Started by SHJordan, August 31, 2011, 01:57:32 AM
Quote from: gtweak on August 31, 2011, 09:13:16 AMWhat do you mean? Lags? If so, try excluding game processes from ProBalance restraint by right-clicking process on the list and selecting Exclude from ProBalance restraint. Additionally, you can add their processes to Gaming mode introduction list by right-clicking process and choosing Enter Gaming mode when running.
Quote from: gtweak on August 31, 2011, 10:13:04 AMExcluding from ProBalance restraint will prevent Process Lasso from changing process' priority, Gaming mode introduces some core engine tweaks not to disturb game processes.

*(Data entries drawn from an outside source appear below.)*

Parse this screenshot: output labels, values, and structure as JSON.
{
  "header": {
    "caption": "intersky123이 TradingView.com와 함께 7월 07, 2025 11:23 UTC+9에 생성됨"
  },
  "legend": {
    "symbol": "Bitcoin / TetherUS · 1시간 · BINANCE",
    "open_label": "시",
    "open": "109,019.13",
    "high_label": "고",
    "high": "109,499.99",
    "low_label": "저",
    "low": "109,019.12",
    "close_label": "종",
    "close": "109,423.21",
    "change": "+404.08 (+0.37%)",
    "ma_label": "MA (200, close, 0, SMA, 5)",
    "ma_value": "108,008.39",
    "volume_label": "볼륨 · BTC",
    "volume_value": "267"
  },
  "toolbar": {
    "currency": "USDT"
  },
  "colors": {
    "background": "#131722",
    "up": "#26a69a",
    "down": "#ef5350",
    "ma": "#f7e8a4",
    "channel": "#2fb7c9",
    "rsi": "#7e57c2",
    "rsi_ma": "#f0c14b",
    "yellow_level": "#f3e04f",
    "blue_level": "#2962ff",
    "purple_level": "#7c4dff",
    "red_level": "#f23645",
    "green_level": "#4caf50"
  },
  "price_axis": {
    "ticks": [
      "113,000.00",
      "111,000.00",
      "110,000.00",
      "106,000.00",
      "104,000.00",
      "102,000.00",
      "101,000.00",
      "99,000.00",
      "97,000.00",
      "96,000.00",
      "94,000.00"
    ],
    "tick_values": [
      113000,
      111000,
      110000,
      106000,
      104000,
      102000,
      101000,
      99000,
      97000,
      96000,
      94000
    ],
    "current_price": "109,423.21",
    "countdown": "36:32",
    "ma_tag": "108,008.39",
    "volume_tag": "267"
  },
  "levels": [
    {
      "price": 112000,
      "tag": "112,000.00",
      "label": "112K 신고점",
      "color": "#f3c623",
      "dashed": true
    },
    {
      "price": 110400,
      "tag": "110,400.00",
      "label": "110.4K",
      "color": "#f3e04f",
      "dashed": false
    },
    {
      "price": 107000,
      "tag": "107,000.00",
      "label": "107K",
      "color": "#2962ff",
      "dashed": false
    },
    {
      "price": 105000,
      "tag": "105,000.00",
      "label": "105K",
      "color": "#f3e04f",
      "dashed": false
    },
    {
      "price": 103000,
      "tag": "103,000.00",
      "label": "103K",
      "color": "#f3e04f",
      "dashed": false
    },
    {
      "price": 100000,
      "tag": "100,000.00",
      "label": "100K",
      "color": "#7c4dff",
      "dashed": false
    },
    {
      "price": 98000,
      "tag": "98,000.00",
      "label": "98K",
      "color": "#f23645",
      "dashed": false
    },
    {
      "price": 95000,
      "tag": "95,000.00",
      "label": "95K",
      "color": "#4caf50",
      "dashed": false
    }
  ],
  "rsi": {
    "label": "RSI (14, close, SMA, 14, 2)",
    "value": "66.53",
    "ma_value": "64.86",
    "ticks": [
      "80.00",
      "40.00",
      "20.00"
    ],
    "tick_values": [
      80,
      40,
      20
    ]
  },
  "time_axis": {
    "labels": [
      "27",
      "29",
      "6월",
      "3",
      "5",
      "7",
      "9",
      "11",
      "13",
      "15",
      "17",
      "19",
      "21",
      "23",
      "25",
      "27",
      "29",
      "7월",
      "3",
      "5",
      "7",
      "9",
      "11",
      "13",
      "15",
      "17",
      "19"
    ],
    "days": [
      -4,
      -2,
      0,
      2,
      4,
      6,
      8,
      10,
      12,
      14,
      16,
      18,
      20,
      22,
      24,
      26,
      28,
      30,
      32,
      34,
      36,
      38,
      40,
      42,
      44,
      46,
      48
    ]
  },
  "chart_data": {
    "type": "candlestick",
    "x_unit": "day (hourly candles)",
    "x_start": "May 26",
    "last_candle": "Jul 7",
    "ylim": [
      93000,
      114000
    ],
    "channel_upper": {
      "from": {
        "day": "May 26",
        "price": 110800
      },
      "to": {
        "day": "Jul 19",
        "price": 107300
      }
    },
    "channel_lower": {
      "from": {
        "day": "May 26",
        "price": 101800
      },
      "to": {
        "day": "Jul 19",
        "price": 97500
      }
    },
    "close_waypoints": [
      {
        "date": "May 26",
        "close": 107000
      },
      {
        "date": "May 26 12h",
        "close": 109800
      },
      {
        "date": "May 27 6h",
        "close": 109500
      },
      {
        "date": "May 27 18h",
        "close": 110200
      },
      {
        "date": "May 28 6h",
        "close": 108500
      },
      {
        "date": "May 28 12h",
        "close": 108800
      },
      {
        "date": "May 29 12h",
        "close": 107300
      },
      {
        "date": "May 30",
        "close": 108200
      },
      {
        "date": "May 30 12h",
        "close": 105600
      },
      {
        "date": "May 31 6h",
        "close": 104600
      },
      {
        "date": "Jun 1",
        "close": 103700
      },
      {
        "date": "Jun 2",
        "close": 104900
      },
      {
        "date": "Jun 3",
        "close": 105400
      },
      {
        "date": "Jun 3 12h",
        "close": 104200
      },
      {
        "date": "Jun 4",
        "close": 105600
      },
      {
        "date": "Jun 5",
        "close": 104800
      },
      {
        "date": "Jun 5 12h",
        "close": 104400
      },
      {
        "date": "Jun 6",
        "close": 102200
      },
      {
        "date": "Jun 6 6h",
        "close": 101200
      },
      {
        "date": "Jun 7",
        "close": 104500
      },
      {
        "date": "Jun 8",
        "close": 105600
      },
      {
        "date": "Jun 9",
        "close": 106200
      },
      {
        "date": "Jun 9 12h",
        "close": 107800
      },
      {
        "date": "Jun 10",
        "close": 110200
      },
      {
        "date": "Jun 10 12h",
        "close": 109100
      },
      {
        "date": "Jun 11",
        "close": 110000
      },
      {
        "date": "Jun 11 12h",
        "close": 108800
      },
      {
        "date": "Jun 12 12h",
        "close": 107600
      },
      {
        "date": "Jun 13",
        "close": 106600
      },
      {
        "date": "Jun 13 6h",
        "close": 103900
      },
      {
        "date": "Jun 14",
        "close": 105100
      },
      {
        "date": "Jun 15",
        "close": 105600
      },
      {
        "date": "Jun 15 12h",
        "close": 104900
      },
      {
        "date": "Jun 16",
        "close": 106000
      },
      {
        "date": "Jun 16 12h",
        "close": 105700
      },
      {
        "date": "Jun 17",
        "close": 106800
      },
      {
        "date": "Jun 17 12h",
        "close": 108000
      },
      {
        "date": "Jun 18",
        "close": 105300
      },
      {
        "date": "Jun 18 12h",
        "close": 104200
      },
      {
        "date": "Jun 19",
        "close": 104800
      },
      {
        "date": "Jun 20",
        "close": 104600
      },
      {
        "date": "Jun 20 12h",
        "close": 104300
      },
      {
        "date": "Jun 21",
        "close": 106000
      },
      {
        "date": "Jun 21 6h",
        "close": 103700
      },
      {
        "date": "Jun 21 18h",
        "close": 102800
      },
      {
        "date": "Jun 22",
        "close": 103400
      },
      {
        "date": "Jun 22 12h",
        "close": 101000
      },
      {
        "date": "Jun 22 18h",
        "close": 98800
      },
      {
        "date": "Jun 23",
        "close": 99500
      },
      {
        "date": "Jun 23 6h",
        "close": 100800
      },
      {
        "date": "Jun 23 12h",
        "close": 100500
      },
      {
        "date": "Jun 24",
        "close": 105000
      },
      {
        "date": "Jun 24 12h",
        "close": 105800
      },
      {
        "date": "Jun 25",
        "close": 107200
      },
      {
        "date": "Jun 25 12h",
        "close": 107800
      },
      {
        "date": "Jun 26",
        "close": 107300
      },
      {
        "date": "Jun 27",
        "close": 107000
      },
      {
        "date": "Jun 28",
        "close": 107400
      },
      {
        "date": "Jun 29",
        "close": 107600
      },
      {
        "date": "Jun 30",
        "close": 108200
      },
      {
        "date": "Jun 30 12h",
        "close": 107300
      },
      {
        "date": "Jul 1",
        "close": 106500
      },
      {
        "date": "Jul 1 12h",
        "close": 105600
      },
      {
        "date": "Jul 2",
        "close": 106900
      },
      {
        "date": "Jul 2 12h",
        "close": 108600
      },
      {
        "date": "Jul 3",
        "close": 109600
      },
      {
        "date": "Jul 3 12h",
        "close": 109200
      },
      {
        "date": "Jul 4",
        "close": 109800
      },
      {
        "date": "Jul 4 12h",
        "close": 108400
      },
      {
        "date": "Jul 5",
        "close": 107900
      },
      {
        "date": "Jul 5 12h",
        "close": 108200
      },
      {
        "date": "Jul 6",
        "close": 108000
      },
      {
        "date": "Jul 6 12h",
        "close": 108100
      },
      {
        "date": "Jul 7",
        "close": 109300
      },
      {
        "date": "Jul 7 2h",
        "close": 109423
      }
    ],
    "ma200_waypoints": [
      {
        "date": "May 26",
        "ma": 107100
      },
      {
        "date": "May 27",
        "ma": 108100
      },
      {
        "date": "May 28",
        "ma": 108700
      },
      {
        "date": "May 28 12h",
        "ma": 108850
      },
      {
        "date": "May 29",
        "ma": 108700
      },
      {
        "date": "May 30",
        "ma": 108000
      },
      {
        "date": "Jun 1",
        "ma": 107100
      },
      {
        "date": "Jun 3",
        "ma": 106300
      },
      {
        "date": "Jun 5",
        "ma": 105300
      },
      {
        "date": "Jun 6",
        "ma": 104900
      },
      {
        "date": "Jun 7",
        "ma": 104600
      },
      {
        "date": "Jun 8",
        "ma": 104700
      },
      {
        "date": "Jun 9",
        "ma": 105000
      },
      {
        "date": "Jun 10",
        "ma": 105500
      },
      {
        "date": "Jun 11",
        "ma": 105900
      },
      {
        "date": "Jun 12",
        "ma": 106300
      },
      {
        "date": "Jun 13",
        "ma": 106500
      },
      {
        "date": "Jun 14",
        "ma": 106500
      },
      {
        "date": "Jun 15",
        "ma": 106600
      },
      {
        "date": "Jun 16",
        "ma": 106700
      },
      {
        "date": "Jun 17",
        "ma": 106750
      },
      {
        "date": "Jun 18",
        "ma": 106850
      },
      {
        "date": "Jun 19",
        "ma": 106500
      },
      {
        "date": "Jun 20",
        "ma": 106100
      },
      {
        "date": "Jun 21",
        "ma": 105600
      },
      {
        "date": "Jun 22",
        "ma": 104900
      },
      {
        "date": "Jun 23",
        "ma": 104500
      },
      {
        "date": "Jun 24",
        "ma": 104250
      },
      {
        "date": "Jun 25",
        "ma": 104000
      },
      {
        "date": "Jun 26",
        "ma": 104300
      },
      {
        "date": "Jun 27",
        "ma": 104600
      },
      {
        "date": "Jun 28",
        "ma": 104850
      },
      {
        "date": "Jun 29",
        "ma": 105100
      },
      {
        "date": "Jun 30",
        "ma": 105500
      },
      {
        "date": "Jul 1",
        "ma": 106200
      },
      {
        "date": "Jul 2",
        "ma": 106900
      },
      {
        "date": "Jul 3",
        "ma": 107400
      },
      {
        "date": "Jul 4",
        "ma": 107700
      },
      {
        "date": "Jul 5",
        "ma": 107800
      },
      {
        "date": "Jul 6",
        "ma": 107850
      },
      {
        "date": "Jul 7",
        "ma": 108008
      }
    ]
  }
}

Quote from: gtweak on August 31, 2011, 10:18:52 AMYes, taking these two tweaks should (not necessarily) make games work more smoothly. I can said as Worms Armageddon fan.
Quote from: gtweak on August 31, 2011, 10:29:55 AMIt's optimized anyway! Just look how small (even tiny) amount of memory it uses with so big functionality. Mentioning "not necessarily" I wanted to give no guarantee.
Quote from: bitsum.support on August 31, 2011, 01:16:59 PMThere is an option 'Automatically enter gaming mode'. Set this for your games, then you do not need to also exclude them from ProBalance restraint, though doing so won't hurt anything either. The 'Configure game processes' option is just that. It tells Process Lasso what processes are games. That is all you need to do .Often people ask what configuration changes they should make to further improve their systems. My best recommendation is usually not to make any. I mean, you *do* want to identify your games as 'games' by setting them to automatically enter gaming mode, but you don't want to go around tweaking a bunch of other settings. Why? Because the process of tuning a system is so complex that you're more likely to do more harm than good. It is best to rely on Process Lasso's default settings, which have been tuned over many years of real-world use.One thing I would like to warn against is 'Foreground boosting', a feature Process Lasso does offer, with warnings attached. It is disabled by default for this reason. Some games can have big problems when this sort of boosting is used. Further, it does not help things at all. Windows already boosts the effective priority of the foreground process, and further boosting is usually detrimental. Sadly, most of the cheap '[some application]' type apps you see spun out from the 'cheap software factories' do just this - raise the priority of games and then lie to consumers, saying that somehow gives them more 'horsepower'. In fact, that is not at all how CPUs work, and not at all the purpose of priorities. A High priority process runs no 'faster' than a Low priority process. The priorities simply help the scheduler decide what should get the CPU when two or more processes (actually threads) need it. By selectively lowering background process priorities, you can boost responsiveness and prevent things from 'getting in the way'. Our demo proves how well this works. However, this must be done carefully, and our ProBalance algorithm is the result of many years of tuning .Hope this helps some. If you have additional questions, please ask.